    Aedes aegypti and Aedes albopictus, two important vectors of the dengue and chikungunya viruses to humans, often come in contact in their invasive ranges. In these circumstances, a number of factors are thought to influence their population dynamics, including resource competition among the larval stages, prevailing environmental conditions and reproductive interference in the form of satyrization. As the distribution and abundance of Ae. aegypti and Ae. albopictus have profound epidemiological implications, understanding the competitive interactions that influence these patterns in nature is important. While evidence for resource competition and environmental factors had been gathered from the field, the evidence for reproductive interference, though strongly inferred through laboratory trials, remained sparse (one small-scale field trial). In this paper we demonstrate that low rates (1.12-3.73%) of interspecific mating occur in nature among populations of these species that have co-existed sympatrically from 3 to 150yrs. Finally this report contributes a new species-specific primer set for identifying the paternity of sperm extracted from field collected specimens. Copyright © 2015 Elsevier B.V. All rights reserved.

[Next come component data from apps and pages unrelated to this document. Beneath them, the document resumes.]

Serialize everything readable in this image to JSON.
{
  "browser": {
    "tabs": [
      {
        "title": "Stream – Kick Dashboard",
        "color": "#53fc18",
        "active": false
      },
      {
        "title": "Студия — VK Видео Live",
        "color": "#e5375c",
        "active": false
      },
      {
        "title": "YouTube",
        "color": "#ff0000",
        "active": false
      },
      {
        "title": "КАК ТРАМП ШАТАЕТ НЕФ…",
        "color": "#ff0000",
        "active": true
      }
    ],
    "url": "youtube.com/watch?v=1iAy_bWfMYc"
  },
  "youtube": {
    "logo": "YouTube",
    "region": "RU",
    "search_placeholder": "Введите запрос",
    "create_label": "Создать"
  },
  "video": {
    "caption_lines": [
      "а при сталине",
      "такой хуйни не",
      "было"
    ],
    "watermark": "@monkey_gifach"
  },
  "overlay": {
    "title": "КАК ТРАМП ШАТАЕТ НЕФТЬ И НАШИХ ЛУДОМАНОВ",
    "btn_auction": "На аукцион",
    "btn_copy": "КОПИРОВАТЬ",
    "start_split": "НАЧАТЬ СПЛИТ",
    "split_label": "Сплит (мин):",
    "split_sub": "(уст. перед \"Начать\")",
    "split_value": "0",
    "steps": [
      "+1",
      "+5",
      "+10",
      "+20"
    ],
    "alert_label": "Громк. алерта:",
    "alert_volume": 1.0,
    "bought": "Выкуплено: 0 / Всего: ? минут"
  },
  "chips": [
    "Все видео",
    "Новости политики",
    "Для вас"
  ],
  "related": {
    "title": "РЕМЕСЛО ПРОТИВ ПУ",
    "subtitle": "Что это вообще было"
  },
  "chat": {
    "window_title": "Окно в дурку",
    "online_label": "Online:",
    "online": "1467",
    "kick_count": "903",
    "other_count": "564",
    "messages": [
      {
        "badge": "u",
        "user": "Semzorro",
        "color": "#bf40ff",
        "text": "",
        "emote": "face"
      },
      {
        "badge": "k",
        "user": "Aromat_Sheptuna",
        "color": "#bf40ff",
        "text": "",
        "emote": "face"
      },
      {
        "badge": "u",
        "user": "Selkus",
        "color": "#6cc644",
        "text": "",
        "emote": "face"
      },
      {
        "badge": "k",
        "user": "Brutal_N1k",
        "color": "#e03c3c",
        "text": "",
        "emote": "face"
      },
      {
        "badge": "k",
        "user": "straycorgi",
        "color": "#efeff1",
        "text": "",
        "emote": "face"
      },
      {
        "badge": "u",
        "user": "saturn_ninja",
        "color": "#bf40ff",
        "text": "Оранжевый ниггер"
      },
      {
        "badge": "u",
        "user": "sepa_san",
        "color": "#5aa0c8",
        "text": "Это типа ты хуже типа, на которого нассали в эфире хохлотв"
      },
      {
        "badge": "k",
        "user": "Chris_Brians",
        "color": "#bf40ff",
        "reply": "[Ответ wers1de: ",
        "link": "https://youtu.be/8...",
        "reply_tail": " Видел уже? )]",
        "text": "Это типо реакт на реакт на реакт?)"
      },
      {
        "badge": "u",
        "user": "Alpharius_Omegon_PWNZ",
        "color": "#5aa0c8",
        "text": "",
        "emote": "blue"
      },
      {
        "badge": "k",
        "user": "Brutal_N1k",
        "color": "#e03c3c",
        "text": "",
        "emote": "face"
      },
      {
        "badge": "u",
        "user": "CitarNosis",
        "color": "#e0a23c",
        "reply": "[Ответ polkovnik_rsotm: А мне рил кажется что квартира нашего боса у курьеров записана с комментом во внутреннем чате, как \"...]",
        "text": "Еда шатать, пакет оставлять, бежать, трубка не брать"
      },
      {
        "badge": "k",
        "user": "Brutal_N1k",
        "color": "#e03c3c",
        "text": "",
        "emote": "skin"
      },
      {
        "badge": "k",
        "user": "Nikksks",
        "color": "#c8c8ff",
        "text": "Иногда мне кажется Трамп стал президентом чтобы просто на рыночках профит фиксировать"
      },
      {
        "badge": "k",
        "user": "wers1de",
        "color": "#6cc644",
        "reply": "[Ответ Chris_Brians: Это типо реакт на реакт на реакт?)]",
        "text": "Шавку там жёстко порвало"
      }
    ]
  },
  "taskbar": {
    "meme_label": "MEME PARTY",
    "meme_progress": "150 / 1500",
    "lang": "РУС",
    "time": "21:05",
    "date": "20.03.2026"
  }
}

  20. Extreme queen-mating frequency and colony fission in African army ants

    DEFF Research Database (Denmark)

    Kronauer, Daniel J C; Schoning, Caspar; Pedersen, Jes S

    2004-01-01

    , which have so far been regarded as odd exceptions within the social Hymenoptera. Army ants and honeybees are fundamentally different in morphology and life history, but are the only social insects known that combine obligate multiple mating with reproduction by colony fission and extremely male......-biased sex ratios. This implies that the very high numbers of matings in both groups may be due partly to the relatively low costs of additional matings. Second, we were able to trace recent events of colony fission in four of the investigated colonies, where the genotypes of the two queens were only...